As usual, grads from The Citadel and Clemson took it as an opportunity to gang up on each other, but it was all in good fun. (Even though the older Citadel grads beat the younger Clemson grads…)

Congratulations to our Greenwood winners, Charlie Blackmon and Jason Calvert.

Check out our album and give our Facebook page a like if you haven’t already!

July 11, 2016

Supporting South Carolina’s Development

DF OEA SponsorshipRichard Blackwell, Executive Director of the Oconee Economic Alliance, receives Davis & Floyd’s annual contribution from Mark Warner, Vice President, Business Development & Marketing

Davis & Floyd has always made it a point to support the economic development efforts of counties and regional alliances around South Carolina. As a member and sponsor of the South Carolina Economic Developers’ Association – the voice of economic development in South Carolina – we know the power of partnerships.

As the preeminent engineering firm in the state, Davis & Floyd deeply believes in innovative, responsible, thoughtful growth driven by state, regional, and local economic development forces across South Carolina.

We’re especially proud to work in tandem with the Oconee Economic Alliance, an organization dedicated to highlighting the economic development opportunities in Oconee County. At the base of the Blue Ridge Mountains, outside of Greenville and between Atlanta’s and Charlotte’s metropolitan areas, Oconee County represents a vibrant community of residents and businesses.

This is our second year supporting the Oconee Economic Alliance. Last week, Mark Warner, our Vice President, Business Development & Marketing, presented Richard Blackwell, Executive Director of the Oconee Economic Alliance, with the company’s annual contribution.

July 2, 2016

From the History Books: A Celebratory Site & Naval Memorial

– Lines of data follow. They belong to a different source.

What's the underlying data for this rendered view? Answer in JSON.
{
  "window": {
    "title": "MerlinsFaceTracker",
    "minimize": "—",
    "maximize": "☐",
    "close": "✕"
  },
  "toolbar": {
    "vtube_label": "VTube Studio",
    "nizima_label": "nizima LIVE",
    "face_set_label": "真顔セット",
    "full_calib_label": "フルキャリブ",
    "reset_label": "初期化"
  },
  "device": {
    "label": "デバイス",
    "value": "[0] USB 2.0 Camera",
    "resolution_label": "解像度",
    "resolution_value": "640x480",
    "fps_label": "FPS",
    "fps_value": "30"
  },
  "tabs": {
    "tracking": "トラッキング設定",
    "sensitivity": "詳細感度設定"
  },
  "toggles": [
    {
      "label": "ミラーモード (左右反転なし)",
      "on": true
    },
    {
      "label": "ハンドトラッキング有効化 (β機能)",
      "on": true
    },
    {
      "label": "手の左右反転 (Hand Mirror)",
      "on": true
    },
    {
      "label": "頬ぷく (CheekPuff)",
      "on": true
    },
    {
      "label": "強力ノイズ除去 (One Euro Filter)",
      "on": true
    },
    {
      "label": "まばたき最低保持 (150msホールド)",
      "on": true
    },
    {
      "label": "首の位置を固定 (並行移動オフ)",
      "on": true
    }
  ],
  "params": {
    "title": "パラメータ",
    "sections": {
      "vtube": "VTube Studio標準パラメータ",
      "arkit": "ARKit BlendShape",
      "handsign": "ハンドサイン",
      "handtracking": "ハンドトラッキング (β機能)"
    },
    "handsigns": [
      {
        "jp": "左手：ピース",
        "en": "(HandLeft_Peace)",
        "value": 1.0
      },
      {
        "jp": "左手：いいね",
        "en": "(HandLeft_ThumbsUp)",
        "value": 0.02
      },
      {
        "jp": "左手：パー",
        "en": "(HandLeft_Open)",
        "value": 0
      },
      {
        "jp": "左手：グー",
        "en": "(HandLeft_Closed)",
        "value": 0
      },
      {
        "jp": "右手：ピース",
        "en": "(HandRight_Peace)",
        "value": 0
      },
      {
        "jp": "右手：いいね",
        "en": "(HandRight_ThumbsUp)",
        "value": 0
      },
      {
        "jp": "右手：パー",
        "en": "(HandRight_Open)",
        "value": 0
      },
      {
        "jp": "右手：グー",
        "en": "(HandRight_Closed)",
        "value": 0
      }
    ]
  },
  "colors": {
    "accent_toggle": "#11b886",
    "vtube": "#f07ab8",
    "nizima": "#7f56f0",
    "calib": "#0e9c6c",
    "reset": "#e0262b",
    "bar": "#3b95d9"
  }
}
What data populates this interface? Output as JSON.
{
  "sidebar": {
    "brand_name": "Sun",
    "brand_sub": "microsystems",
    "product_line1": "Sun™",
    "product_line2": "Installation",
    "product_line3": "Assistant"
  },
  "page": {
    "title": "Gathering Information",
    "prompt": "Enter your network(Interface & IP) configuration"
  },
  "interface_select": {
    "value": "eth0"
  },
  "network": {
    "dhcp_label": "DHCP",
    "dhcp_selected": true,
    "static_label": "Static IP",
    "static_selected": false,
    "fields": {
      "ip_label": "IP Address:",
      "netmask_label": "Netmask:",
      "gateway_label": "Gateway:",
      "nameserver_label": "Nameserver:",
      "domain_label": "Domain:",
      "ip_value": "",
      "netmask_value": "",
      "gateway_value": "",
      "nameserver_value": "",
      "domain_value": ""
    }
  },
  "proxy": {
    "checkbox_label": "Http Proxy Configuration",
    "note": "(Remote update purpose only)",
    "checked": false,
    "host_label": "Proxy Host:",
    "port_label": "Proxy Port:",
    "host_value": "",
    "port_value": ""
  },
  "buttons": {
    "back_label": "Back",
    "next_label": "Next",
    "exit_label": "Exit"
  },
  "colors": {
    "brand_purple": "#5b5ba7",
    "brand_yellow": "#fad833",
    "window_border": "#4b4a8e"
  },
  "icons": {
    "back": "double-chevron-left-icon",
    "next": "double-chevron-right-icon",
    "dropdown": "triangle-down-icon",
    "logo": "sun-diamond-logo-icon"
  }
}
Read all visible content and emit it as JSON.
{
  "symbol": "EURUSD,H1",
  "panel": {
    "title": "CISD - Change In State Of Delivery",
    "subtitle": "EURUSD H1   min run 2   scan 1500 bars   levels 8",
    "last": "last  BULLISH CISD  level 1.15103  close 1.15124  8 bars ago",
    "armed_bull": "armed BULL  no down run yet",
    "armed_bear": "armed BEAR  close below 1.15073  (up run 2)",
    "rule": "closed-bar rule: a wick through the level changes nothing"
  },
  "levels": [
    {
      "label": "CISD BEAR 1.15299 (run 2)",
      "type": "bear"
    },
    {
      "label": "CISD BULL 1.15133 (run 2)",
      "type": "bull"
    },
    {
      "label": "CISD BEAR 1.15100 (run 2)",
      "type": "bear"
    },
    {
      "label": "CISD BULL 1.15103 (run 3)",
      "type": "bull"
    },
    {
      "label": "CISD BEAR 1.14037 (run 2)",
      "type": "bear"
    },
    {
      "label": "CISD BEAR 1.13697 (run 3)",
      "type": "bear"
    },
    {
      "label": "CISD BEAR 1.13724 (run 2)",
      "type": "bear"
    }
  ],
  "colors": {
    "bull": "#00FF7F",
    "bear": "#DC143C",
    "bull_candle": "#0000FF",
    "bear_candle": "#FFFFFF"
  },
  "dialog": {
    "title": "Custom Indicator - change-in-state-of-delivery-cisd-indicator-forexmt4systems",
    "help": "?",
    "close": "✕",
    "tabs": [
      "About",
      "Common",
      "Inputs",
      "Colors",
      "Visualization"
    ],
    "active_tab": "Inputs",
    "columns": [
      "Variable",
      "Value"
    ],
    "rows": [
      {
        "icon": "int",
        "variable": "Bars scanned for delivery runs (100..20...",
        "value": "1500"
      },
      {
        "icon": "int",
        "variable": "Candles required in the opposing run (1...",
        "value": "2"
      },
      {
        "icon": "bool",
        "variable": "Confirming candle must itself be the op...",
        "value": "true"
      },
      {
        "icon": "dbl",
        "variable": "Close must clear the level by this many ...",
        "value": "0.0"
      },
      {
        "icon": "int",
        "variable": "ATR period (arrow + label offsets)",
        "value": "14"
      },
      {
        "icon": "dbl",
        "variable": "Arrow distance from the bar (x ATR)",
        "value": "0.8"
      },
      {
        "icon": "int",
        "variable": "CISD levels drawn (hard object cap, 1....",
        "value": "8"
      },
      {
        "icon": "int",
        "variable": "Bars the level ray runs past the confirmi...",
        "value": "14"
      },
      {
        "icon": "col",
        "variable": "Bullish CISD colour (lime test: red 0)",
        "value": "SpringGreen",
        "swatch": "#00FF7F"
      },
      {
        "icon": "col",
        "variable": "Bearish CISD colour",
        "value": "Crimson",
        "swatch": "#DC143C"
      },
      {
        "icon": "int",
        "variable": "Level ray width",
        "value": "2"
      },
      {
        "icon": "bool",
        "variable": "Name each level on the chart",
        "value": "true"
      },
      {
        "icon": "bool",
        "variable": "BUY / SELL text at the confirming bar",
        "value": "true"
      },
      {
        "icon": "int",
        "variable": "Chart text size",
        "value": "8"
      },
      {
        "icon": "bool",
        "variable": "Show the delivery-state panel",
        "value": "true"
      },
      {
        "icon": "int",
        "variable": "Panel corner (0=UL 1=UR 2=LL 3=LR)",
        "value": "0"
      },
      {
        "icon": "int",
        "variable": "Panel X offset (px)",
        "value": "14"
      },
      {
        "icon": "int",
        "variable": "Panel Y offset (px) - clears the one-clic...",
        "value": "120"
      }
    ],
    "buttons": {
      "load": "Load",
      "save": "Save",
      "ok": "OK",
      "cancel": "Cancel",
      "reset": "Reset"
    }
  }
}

As Davis & Floyd celebrates the Fourth of July, we take a look back at two projects that reflect the spirit of the holiday.

A gem on the South Carolina coast, North Charleston Riverfront Park was opened to the public on July 4, 2005 and has been continuously used for the city’s annual celebration and fireworks display – the festival is the city’s largest sponsored event and features national performers each year.

The park site was originally the grounds of the Officer’s Club and golf course on the former naval base and today it provides access to the river that citizens of North Charleston previously lacked. Serene vistas, graceful grand oaks, and historic homes set the scene for a contemporary arts pavilion. Fitted with a one-of-a-kind amphitheater and interactive fountain, the park draws patrons to community events year-round. As the initial anchor set within the 3,000-acre Noisette Master Plan and planned 350-acre Navy Yard at Noisette, this project incorporated sustainable development practices in all facets of the design from the site lighting to its source of irrigation.

For this special project, Davis & Floyd served as the park’s design engineer, supporting the project team by leading the due diligence and design necessary for deconstruction or protection of existing structures, pavements, and utilities, and the design of new retaining walls; boardwalks; structural foundations; and water, sanitary sewer, and stormwater facilities.

Two years later, we completed the Greater Charleston Naval Base Memorial located within Riverfront Park. Davis & Floyd was commissioned to lead a team of professional engineers and architects for the survey, design, and construction documentation for the memorial.

The memorial’s structure includes a pavilion, a water feature with a reflection pool and pedestrian bridges, sculptures, and landscaping that continue the unique sustainable fabric used in the construction of the city’s Riverfront Park.

This project is a monument in honor of the importance of the Charleston Naval Base to the community and a memorial to the military personnel and civilians who served the United States and the Greater Charleston region while the base was operational.

From our family to yours, we hope you have a safe and celebratory Independence Day – whether you are out at your city’s arts venues, in your own backyard, on the water, or at a ballgame.

Riverfront Park